Exxon Mobil Corporation confirmed plans to reorganize its downstream reorganization, which will see the further integration of its downstream refining and fuels and lubricants businesses.
Charlotte Huffaker, Exxon Mobil public & government affairs spokesperson, confirmed with F&L Asia that “We are further integrating our downstream businesses to improve decision making and enhance performance in the market.”
“The improvements will help us to serve our customers and compete more effectively while continuing to leverage our global scale and the benefits of being a fully integrated oil, gas and petrochemical company,” she added.
The changes being made at the largest publicly traded integrated oil and gas producer in the world is reportedly the most sweeping so far, since Chairman and CEO Darren Woods took over in 2017, following the resignation of Rex Tillerson who became U.S. secretary of state.

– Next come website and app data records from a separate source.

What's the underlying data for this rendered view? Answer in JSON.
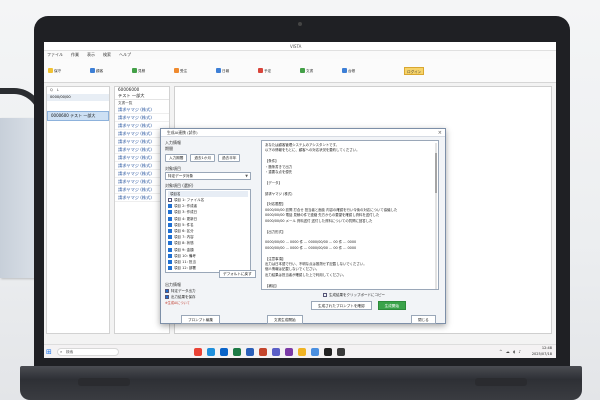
{
  "window": {
    "title": "VISTA"
  },
  "menu": [
    "ファイル",
    "作業",
    "表示",
    "検索",
    "ヘルプ"
  ],
  "ribbon": [
    {
      "icon": "yellow",
      "label": "保守"
    },
    {
      "icon": "blue",
      "label": "顧客"
    },
    {
      "icon": "green",
      "label": "見積"
    },
    {
      "icon": "orange",
      "label": "受注"
    },
    {
      "icon": "blue",
      "label": "日報"
    },
    {
      "icon": "red",
      "label": "予定"
    },
    {
      "icon": "green",
      "label": "文書"
    },
    {
      "icon": "blue",
      "label": "台帳"
    }
  ],
  "ribbon_highlight": "ログイン",
  "left_panel": {
    "tabs": [
      "Q",
      "L"
    ],
    "header": "0000/00/00",
    "selected_row": "0000600 テスト 一部大"
  },
  "mid_panel": {
    "top_line1": "60006000",
    "top_line2": "テスト 一部大",
    "column_label": "文書一覧",
    "rows": [
      "請求ヤマジ (株式)",
      "請求ヤマジ (株式)",
      "請求ヤマジ (株式)",
      "請求ヤマジ (株式)",
      "請求ヤマジ (株式)",
      "請求ヤマジ (株式)",
      "請求ヤマジ (株式)",
      "請求ヤマジ (株式)",
      "請求ヤマジ (株式)",
      "請求ヤマジ (株式)",
      "請求ヤマジ (株式)",
      "請求ヤマジ (株式)"
    ]
  },
  "dialog": {
    "title": "生成AI連携 (試作)",
    "section_period": "入力情報",
    "period_label": "期間",
    "period_buttons": [
      "入力期間",
      "過去1か月",
      "過去半年"
    ],
    "section_target": "対象項目",
    "target_dropdown": "特定データ対象",
    "section_items": "対象項目 (選択)",
    "checklist_head": "項目名",
    "items": [
      {
        "label": "項目 1: ファイル名",
        "checked": false
      },
      {
        "label": "項目 2: 作成者",
        "checked": true
      },
      {
        "label": "項目 3: 作成日",
        "checked": true
      },
      {
        "label": "項目 4: 更新日",
        "checked": true
      },
      {
        "label": "項目 5: 件名",
        "checked": true
      },
      {
        "label": "項目 6: 区分",
        "checked": true
      },
      {
        "label": "項目 7: 内容",
        "checked": true
      },
      {
        "label": "項目 8: 状態",
        "checked": true
      },
      {
        "label": "項目 9: 金額",
        "checked": true
      },
      {
        "label": "項目 10: 備考",
        "checked": true
      },
      {
        "label": "項目 11: 担当",
        "checked": true
      },
      {
        "label": "項目 12: 部署",
        "checked": true
      }
    ],
    "default_button": "デフォルトに戻す",
    "section_output": "出力情報",
    "output_options": [
      "特定データ出力",
      "出力結果を保存"
    ],
    "red_note": "※生成AIについて",
    "prompt_lines": [
      "あなたは顧客管理システムのアシスタントです。",
      "以下の情報をもとに、顧客への対応状況を要約してください。",
      "",
      "【条件】",
      "・箇条書きで出力",
      "・重要な点を優先",
      "",
      "【データ】",
      "",
      "請求ヤマジ (株式)",
      "",
      "【対応履歴】",
      "0000/00/00 訪問 打合せ 担当者と面談 内容の確認を行い今後の対応について協議した",
      "0000/00/00 電話 見積の件で連絡 先方からの要望を確認し資料を送付した",
      "0000/00/00 メール 資料送付 送付した資料についての質問に回答した",
      "",
      "【出力形式】",
      "",
      "0000/00/00 ... 0000 件 ... 0000/00/00 ... 00 件 ... 0000",
      "0000/00/00 ... 0000 件 ... 0000/00/00 ... 00 件 ... 0000",
      "",
      "【注意事項】",
      "出力は日本語で行い、不明な点は推測せず記載しないでください。",
      "個人情報は記載しないでください。",
      "出力結果は担当者が確認した上で利用してください。",
      "",
      "【補足】",
      "上記以外の情報が必要な場合は、担当者に確認してください。",
      "以上の内容を踏まえ、わかりやすく要約してください。",
      "",
      "0000/00/00 ... 0000 件",
      "0000/00/00 ... 0000 件"
    ],
    "copy_check": "生成結果をクリップボードにコピー",
    "copy_button": "生成されたプロンプトを確認",
    "run_button": "生成開始",
    "prompt_edit_button": "プロンプト編集",
    "doc_gen_button": "文書生成開始",
    "close_button": "閉じる"
  },
  "taskbar": {
    "search_placeholder": "検索",
    "icons": [
      "chrome",
      "edge",
      "outlook",
      "excel",
      "word",
      "powerpoint",
      "teams",
      "onenote",
      "explorer",
      "files",
      "media",
      "store"
    ],
    "time": "12:48",
    "date": "2025/07/18"
  },
  "colors": {
    "accent": "#1f6fd1",
    "green_button": "#3aa34a",
    "ribbon_highlight": "#f6d36a",
    "selection": "#cde0f4"
  }
}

Woods served as president of Exxon Mobil Corp. in 2016, senior vice president from 2014 to 2016, and vice president and president of ExxonMobil Refining & Supply Company, the downstream business of Exxon Mobil Corp., from 2012 to 2014.
Financial responsibility for the merged operation will be at the country and regional heads level, who will report to Exxon Mobil’s Irving, Texas, headquarters in the United States, rather than the functional level, effectively reverting decision-making back to a centralized set-up, at the U.S. headquarters as before.
Exxon Mobil operates 22 refineries in 14 countries, including Singapore, processing nearly 5 million barrels of oil per day. The firm builds chemical and refining plants in the same location, allowing managers to shift production between fuels or chemicals based on demand.
The reorganization aims to squeeze more profits from the downstream business as the company works to improve its exploration and production operations, which has been negatively impacted by lower crude oil and gas prices since 2014. The reorganization is also being made as ExxonMobil expands its refining division. Exxon Mobil is investing USD20 billion through 2022 to expand its chemical and oil refining plants on the U.S. Gulf Coast.
Exxon Mobil’s refining and chemicals business segments contributed more than USD4.2 billion each to company earnings last year, compared with USD196 million profit from exploration and production.
“We are always focused on strengthening our assets and brands, improving our customer offer and providing rewarding career opportunities for our employees as we grow the business,” Huffaker said.
“We have discussed the changes with employees and feedback has been supportive,” she added.
She said that the reorganization will not impact the organization of the chemical company, the group that Exxon Mobil’s synthetic base stocks business belong to.
Reuters reported earlier that it was not immediately clear if the changes will involve job cuts or executive departures. Huffaker told Reuters that she could not say if there would be any impact on jobs.